* Work request *
Pull every line that includes the word "Experience" out of the data below and copy it.

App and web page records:

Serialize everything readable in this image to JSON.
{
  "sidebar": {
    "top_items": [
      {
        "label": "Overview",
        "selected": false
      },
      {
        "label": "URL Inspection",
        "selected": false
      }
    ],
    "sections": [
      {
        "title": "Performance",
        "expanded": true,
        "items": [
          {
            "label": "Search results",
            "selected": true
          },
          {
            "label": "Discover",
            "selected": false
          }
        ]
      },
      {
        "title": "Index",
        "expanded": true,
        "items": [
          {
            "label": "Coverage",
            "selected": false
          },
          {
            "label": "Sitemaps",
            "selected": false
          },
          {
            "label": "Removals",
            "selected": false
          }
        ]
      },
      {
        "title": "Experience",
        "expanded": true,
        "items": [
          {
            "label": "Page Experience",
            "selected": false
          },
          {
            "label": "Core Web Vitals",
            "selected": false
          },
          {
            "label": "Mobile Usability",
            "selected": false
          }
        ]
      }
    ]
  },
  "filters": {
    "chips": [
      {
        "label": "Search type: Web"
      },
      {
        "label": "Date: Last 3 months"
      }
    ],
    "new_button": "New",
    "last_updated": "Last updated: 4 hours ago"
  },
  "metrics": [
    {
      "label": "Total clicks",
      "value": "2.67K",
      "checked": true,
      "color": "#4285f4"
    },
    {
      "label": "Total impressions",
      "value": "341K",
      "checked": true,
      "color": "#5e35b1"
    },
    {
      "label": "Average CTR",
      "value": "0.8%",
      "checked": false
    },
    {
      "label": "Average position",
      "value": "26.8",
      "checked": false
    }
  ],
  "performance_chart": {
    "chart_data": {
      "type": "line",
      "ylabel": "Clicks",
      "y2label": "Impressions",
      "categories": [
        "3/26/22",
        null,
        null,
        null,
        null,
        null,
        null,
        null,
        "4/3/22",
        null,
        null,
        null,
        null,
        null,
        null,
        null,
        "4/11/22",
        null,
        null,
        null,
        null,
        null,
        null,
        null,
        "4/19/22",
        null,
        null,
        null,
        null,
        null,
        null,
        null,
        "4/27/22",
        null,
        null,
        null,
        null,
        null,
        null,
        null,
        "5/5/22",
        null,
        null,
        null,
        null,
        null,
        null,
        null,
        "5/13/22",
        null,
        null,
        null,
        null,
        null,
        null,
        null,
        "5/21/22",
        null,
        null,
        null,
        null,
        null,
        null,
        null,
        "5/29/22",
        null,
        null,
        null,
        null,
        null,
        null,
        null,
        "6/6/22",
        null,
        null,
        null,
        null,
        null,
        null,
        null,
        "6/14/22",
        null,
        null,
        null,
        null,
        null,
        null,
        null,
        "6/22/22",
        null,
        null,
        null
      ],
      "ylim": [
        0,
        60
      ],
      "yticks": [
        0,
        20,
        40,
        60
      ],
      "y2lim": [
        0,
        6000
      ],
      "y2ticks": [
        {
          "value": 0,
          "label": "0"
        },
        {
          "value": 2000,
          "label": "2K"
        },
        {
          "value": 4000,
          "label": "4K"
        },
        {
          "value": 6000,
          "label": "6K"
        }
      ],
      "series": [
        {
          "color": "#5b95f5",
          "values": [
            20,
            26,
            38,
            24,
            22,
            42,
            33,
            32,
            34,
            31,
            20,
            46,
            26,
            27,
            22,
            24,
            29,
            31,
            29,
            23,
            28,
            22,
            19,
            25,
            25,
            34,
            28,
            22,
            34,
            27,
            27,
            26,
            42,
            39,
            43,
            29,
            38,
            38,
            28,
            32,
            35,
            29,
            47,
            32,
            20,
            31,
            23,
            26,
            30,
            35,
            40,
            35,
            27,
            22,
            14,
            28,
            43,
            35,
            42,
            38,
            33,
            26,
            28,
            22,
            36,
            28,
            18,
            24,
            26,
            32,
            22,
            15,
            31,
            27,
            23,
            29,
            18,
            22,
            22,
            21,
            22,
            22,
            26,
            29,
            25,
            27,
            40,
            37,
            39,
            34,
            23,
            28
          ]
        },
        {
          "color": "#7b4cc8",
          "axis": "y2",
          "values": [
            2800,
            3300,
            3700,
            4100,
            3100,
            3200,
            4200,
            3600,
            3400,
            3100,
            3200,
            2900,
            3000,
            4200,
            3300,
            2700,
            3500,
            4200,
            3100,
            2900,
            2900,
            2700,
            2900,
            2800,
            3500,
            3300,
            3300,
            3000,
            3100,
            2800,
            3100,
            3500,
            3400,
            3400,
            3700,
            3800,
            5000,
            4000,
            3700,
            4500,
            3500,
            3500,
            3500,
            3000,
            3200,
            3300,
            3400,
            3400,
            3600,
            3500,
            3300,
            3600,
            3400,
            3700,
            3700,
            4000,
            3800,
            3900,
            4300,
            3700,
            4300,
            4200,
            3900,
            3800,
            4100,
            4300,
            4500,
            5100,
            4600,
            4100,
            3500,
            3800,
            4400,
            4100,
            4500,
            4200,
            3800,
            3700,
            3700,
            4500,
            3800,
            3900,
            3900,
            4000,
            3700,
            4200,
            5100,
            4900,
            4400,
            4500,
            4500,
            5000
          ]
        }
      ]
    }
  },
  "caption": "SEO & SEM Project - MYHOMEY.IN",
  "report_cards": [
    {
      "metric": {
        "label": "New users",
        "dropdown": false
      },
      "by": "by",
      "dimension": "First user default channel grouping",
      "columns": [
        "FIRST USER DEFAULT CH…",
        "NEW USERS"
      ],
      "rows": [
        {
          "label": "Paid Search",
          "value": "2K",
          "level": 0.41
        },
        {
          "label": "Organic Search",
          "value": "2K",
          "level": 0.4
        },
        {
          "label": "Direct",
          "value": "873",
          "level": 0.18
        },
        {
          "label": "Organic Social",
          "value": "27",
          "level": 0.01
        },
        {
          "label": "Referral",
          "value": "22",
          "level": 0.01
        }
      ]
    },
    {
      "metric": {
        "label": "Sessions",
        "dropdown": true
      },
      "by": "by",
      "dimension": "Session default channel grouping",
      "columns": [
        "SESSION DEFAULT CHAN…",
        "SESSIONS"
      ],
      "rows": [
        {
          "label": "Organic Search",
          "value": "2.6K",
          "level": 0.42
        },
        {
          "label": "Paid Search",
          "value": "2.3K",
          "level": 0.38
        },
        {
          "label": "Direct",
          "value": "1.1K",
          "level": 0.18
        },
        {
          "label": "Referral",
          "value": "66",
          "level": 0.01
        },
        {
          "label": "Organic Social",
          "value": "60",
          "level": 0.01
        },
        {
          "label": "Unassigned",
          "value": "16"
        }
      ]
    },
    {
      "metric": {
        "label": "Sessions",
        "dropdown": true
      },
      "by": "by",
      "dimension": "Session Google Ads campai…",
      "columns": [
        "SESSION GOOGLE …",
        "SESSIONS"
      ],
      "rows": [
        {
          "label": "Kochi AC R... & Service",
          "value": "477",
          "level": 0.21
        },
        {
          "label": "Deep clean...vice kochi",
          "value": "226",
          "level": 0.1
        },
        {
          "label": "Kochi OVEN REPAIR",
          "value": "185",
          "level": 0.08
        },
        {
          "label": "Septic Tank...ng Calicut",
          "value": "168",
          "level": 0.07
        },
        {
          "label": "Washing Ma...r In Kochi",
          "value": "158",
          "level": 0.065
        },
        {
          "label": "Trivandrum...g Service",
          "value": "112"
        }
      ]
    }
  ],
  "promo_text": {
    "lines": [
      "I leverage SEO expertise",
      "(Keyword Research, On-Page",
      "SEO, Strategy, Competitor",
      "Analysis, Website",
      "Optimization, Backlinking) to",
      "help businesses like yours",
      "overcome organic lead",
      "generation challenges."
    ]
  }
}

* Task result *
        "title": "Experience",
            "label": "Page Experience",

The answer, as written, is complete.